# Exercise directions
Every entry below, from first to last, should be copied exactly.
[Task data]
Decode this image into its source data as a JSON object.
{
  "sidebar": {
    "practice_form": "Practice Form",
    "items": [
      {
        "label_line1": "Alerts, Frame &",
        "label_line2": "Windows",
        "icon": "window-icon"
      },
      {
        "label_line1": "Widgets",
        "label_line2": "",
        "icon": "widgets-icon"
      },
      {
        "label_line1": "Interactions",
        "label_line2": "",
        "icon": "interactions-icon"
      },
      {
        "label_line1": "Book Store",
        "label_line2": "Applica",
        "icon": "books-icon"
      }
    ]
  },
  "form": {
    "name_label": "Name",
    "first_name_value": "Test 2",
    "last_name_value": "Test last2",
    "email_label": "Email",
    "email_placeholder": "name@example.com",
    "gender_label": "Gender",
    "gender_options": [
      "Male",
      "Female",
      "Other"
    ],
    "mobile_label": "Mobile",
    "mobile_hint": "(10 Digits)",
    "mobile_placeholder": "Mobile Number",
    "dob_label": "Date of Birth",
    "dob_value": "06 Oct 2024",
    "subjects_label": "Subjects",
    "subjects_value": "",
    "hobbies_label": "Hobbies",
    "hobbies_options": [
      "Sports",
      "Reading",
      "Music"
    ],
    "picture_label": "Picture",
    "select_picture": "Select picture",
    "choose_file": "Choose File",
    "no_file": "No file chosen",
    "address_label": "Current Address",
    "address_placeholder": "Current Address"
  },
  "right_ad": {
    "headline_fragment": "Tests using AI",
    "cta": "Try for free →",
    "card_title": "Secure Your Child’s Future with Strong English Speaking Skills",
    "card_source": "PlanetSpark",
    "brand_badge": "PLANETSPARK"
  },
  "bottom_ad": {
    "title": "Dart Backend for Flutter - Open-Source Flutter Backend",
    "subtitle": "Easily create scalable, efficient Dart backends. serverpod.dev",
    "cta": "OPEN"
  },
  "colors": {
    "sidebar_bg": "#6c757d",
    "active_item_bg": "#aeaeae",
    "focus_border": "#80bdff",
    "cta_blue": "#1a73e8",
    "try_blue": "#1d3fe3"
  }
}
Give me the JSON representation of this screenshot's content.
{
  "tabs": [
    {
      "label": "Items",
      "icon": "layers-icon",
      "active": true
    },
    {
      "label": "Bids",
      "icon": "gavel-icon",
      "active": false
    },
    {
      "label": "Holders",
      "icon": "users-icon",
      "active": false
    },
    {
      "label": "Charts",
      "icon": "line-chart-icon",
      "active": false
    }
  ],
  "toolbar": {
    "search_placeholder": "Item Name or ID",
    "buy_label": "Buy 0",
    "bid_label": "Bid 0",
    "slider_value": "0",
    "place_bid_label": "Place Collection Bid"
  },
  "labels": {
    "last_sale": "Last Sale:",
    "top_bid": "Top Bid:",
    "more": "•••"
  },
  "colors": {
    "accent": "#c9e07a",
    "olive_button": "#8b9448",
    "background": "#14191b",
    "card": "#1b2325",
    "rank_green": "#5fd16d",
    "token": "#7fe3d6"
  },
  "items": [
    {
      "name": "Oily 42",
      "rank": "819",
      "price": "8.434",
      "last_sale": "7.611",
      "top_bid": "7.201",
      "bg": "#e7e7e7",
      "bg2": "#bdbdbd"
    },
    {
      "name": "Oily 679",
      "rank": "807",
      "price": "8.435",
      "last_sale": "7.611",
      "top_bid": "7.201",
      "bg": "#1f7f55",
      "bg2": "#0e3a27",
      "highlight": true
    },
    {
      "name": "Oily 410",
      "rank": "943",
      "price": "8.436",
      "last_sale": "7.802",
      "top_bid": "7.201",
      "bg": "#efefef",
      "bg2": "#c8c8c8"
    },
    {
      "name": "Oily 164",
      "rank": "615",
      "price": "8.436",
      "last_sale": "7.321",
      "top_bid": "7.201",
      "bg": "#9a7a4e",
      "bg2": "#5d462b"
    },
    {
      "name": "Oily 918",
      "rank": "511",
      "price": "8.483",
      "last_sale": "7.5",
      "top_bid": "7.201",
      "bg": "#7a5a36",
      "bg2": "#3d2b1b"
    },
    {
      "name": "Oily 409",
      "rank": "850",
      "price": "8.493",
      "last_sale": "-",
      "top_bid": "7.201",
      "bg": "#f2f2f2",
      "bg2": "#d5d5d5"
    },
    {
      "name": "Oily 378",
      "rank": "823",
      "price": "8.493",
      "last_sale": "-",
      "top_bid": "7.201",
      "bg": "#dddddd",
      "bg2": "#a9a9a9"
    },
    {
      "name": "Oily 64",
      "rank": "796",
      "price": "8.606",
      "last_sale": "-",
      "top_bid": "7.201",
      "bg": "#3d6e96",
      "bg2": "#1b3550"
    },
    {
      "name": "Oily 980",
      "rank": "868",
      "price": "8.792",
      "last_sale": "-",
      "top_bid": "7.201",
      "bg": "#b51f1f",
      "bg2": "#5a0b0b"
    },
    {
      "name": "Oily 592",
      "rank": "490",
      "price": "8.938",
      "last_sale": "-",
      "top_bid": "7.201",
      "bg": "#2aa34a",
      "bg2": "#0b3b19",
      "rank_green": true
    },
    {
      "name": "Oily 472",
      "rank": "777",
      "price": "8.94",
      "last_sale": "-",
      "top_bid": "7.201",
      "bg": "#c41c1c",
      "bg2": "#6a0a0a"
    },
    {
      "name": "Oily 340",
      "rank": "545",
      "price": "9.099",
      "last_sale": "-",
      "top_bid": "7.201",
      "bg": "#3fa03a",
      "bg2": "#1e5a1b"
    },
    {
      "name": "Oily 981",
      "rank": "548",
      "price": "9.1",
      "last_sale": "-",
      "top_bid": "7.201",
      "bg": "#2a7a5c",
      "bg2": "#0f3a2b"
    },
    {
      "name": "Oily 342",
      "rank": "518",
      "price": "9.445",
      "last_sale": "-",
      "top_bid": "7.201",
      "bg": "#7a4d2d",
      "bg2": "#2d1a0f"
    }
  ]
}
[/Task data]
# Exercise output
Decode this image into its source data as a JSON object.
{
  "sidebar": {
    "practice_form": "Practice Form",
    "items": [
      {
        "label_line1": "Alerts, Frame &",
        "label_line2": "Windows",
        "icon": "window-icon"
      },
      {
        "label_line1": "Widgets",
        "label_line2": "",
        "icon": "widgets-icon"
      },
      {
        "label_line1": "Interactions",
        "label_line2": "",
        "icon": "interactions-icon"
      },
      {
        "label_line1": "Book Store",
        "label_line2": "Applica",
        "icon": "books-icon"
      }
    ]
  },
  "form": {
    "name_label": "Name",
    "first_name_value": "Test 2",
    "last_name_value": "Test last2",
    "email_label": "Email",
    "email_placeholder": "name@example.com",
    "gender_label": "Gender",
    "gender_options": [
      "Male",
      "Female",
      "Other"
    ],
    "mobile_label": "Mobile",
    "mobile_hint": "(10 Digits)",
    "mobile_placeholder": "Mobile Number",
    "dob_label": "Date of Birth",
    "dob_value": "06 Oct 2024",
    "subjects_label": "Subjects",
    "subjects_value": "",
    "hobbies_label": "Hobbies",
    "hobbies_options": [
      "Sports",
      "Reading",
      "Music"
    ],
    "picture_label": "Picture",
    "select_picture": "Select picture",
    "choose_file": "Choose File",
    "no_file": "No file chosen",
    "address_label": "Current Address",
    "address_placeholder": "Current Address"
  },
  "right_ad": {
    "headline_fragment": "Tests using AI",
    "cta": "Try for free →",
    "card_title": "Secure Your Child’s Future with Strong English Speaking Skills",
    "card_source": "PlanetSpark",
    "brand_badge": "PLANETSPARK"
  },
  "bottom_ad": {
    "title": "Dart Backend for Flutter - Open-Source Flutter Backend",
    "subtitle": "Easily create scalable, efficient Dart backends. serverpod.dev",
    "cta": "OPEN"
  },
  "colors": {
    "sidebar_bg": "#6c757d",
    "active_item_bg": "#aeaeae",
    "focus_border": "#80bdff",
    "cta_blue": "#1a73e8",
    "try_blue": "#1d3fe3"
  }
}
Give me the JSON representation of this screenshot's content.
{
  "tabs": [
    {
      "label": "Items",
      "icon": "layers-icon",
      "active": true
    },
    {
      "label": "Bids",
      "icon": "gavel-icon",
      "active": false
    },
    {
      "label": "Holders",
      "icon": "users-icon",
      "active": false
    },
    {
      "label": "Charts",
      "icon": "line-chart-icon",
      "active": false
    }
  ],
  "toolbar": {
    "search_placeholder": "Item Name or ID",
    "buy_label": "Buy 0",
    "bid_label": "Bid 0",
    "slider_value": "0",
    "place_bid_label": "Place Collection Bid"
  },
  "labels": {
    "last_sale": "Last Sale:",
    "top_bid": "Top Bid:",
    "more": "•••"
  },
  "colors": {
    "accent": "#c9e07a",
    "olive_button": "#8b9448",
    "background": "#14191b",
    "card": "#1b2325",
    "rank_green": "#5fd16d",
    "token": "#7fe3d6"
  },
  "items": [
    {
      "name": "Oily 42",
      "rank": "819",
      "price": "8.434",
      "last_sale": "7.611",
      "top_bid": "7.201",
      "bg": "#e7e7e7",
      "bg2": "#bdbdbd"
    },
    {
      "name": "Oily 679",
      "rank": "807",
      "price": "8.435",
      "last_sale": "7.611",
      "top_bid": "7.201",
      "bg": "#1f7f55",
      "bg2": "#0e3a27",
      "highlight": true
    },
    {
      "name": "Oily 410",
      "rank": "943",
      "price": "8.436",
      "last_sale": "7.802",
      "top_bid": "7.201",
      "bg": "#efefef",
      "bg2": "#c8c8c8"
    },
    {
      "name": "Oily 164",
      "rank": "615",
      "price": "8.436",
      "last_sale": "7.321",
      "top_bid": "7.201",
      "bg": "#9a7a4e",
      "bg2": "#5d462b"
    },
    {
      "name": "Oily 918",
      "rank": "511",
      "price": "8.483",
      "last_sale": "7.5",
      "top_bid": "7.201",
      "bg": "#7a5a36",
      "bg2": "#3d2b1b"
    },
    {
      "name": "Oily 409",
      "rank": "850",
      "price": "8.493",
      "last_sale": "-",
      "top_bid": "7.201",
      "bg": "#f2f2f2",
      "bg2": "#d5d5d5"
    },
    {
      "name": "Oily 378",
      "rank": "823",
      "price": "8.493",
      "last_sale": "-",
      "top_bid": "7.201",
      "bg": "#dddddd",
      "bg2": "#a9a9a9"
    },
    {
      "name": "Oily 64",
      "rank": "796",
      "price": "8.606",
      "last_sale": "-",
      "top_bid": "7.201",
      "bg": "#3d6e96",
      "bg2": "#1b3550"
    },
    {
      "name": "Oily 980",
      "rank": "868",
      "price": "8.792",
      "last_sale": "-",
      "top_bid": "7.201",
      "bg": "#b51f1f",
      "bg2": "#5a0b0b"
    },
    {
      "name": "Oily 592",
      "rank": "490",
      "price": "8.938",
      "last_sale": "-",
      "top_bid": "7.201",
      "bg": "#2aa34a",
      "bg2": "#0b3b19",
      "rank_green": true
    },
    {
      "name": "Oily 472",
      "rank": "777",
      "price": "8.94",
      "last_sale": "-",
      "top_bid": "7.201",
      "bg": "#c41c1c",
      "bg2": "#6a0a0a"
    },
    {
      "name": "Oily 340",
      "rank": "545",
      "price": "9.099",
      "last_sale": "-",
      "top_bid": "7.201",
      "bg": "#3fa03a",
      "bg2": "#1e5a1b"
    },
    {
      "name": "Oily 981",
      "rank": "548",
      "price": "9.1",
      "last_sale": "-",
      "top_bid": "7.201",
      "bg": "#2a7a5c",
      "bg2": "#0f3a2b"
    },
    {
      "name": "Oily 342",
      "rank": "518",
      "price": "9.445",
      "last_sale": "-",
      "top_bid": "7.201",
      "bg": "#7a4d2d",
      "bg2": "#2d1a0f"
    }
  ]
}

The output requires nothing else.